Though Mendoza was also set back by heat and dehydration at mile 42, he finished with a time of 6:25, just seven minutes behind Hazen. With a Golden Ticket already in hand from his finish at the Bandera 100K, Mendoza was satisfied with the effort he put into the race and intends to go in to Western States with the same goal: “Give it the best I have, and race wisely.”
Because Mendoza and Walmsley already had their tickets to Western, the final ticket was granted to the fourth place finisher: Eric Senseman. Though he did not earn a podium spot, his finish was one of the most exciting for the Coconino Cowboys. After an injury and non-ideal training leading up to the race, his ticket-winning finish was “the biggest surprise,” according to Walmsley.
In fact, Senseman seemed to have an exceptionally rewarding experience. Breaking from the mold, the final 12 miles of blazing sunshine actually went well for him.
“I was hurting, but mentally I was in a really good place,” he says. “It just showed me that I can suffer through miles at a good clip as long as I stay in the right headspace…a good lesson to learn before Western.”
At the finish line, Senseman was beaming. “I really don’t have words for the amount of support and love we have in our group,” he says, referring to the Cowboys and the additional 20 supporters that came to cheer them on. “It was more than enough motivation to keep me moving during the race.”
Everyone who ran Lake Sonoma 50 and landed a ticket to Western can agree on one training tactic for the coming weeks: heat training.

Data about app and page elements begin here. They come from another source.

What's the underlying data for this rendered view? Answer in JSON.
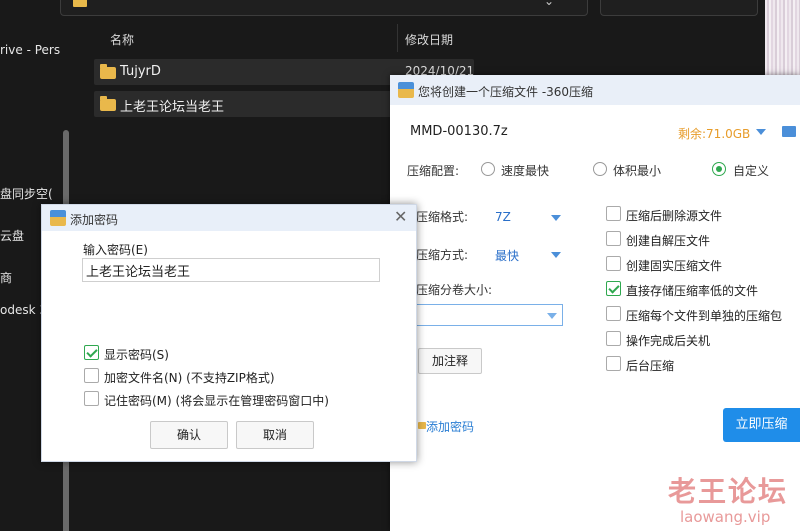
{
  "explorer": {
    "nav_items": [
      "rive - Pers",
      "盘同步空(",
      "云盘",
      "商",
      "odesk 3"
    ],
    "columns": {
      "name": "名称",
      "modified": "修改日期"
    },
    "files": [
      {
        "name": "TujyrD",
        "date": "2024/10/21"
      },
      {
        "name": "上老王论坛当老王",
        "date": ""
      }
    ]
  },
  "zip_window": {
    "title": "您将创建一个压缩文件 -360压缩",
    "filename": "MMD-00130.7z",
    "free_space": "剩余:71.0GB",
    "config_label": "压缩配置:",
    "config_options": [
      {
        "label": "速度最快",
        "selected": false
      },
      {
        "label": "体积最小",
        "selected": false
      },
      {
        "label": "自定义",
        "selected": true
      }
    ],
    "format_label": "压缩格式:",
    "format_value": "7Z",
    "method_label": "压缩方式:",
    "method_value": "最快",
    "volume_label": "压缩分卷大小:",
    "volume_value": "",
    "comment_button": "加注释",
    "options": [
      {
        "label": "压缩后删除源文件",
        "checked": false
      },
      {
        "label": "创建自解压文件",
        "checked": false
      },
      {
        "label": "创建固实压缩文件",
        "checked": false
      },
      {
        "label": "直接存储压缩率低的文件",
        "checked": true
      },
      {
        "label": "压缩每个文件到单独的压缩包",
        "checked": false
      },
      {
        "label": "操作完成后关机",
        "checked": false
      },
      {
        "label": "后台压缩",
        "checked": false
      }
    ],
    "add_password_link": "添加密码",
    "compress_button": "立即压缩"
  },
  "password_dialog": {
    "title": "添加密码",
    "input_label": "输入密码(E)",
    "password_value": "上老王论坛当老王",
    "options": [
      {
        "label": "显示密码(S)",
        "checked": true
      },
      {
        "label": "加密文件名(N) (不支持ZIP格式)",
        "checked": false
      },
      {
        "label": "记住密码(M) (将会显示在管理密码窗口中)",
        "checked": false
      }
    ],
    "ok_button": "确认",
    "cancel_button": "取消",
    "close_glyph": "✕"
  },
  "watermark": {
    "cn": "老王论坛",
    "en": "laowang.vip"
  },
  "colors": {
    "accent": "#1f8de9",
    "checked": "#2fa84f",
    "free_space": "#e79c2a",
    "link": "#2a7ed3"
  }
}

—Jacky Thompson is an avid trail runner and outdoor adventurer. Born and raised in the Arizona desert, she is slightly jealous of the Lake Sonoma heat as she writes this article in the midst of a Colorado springtime blizzard.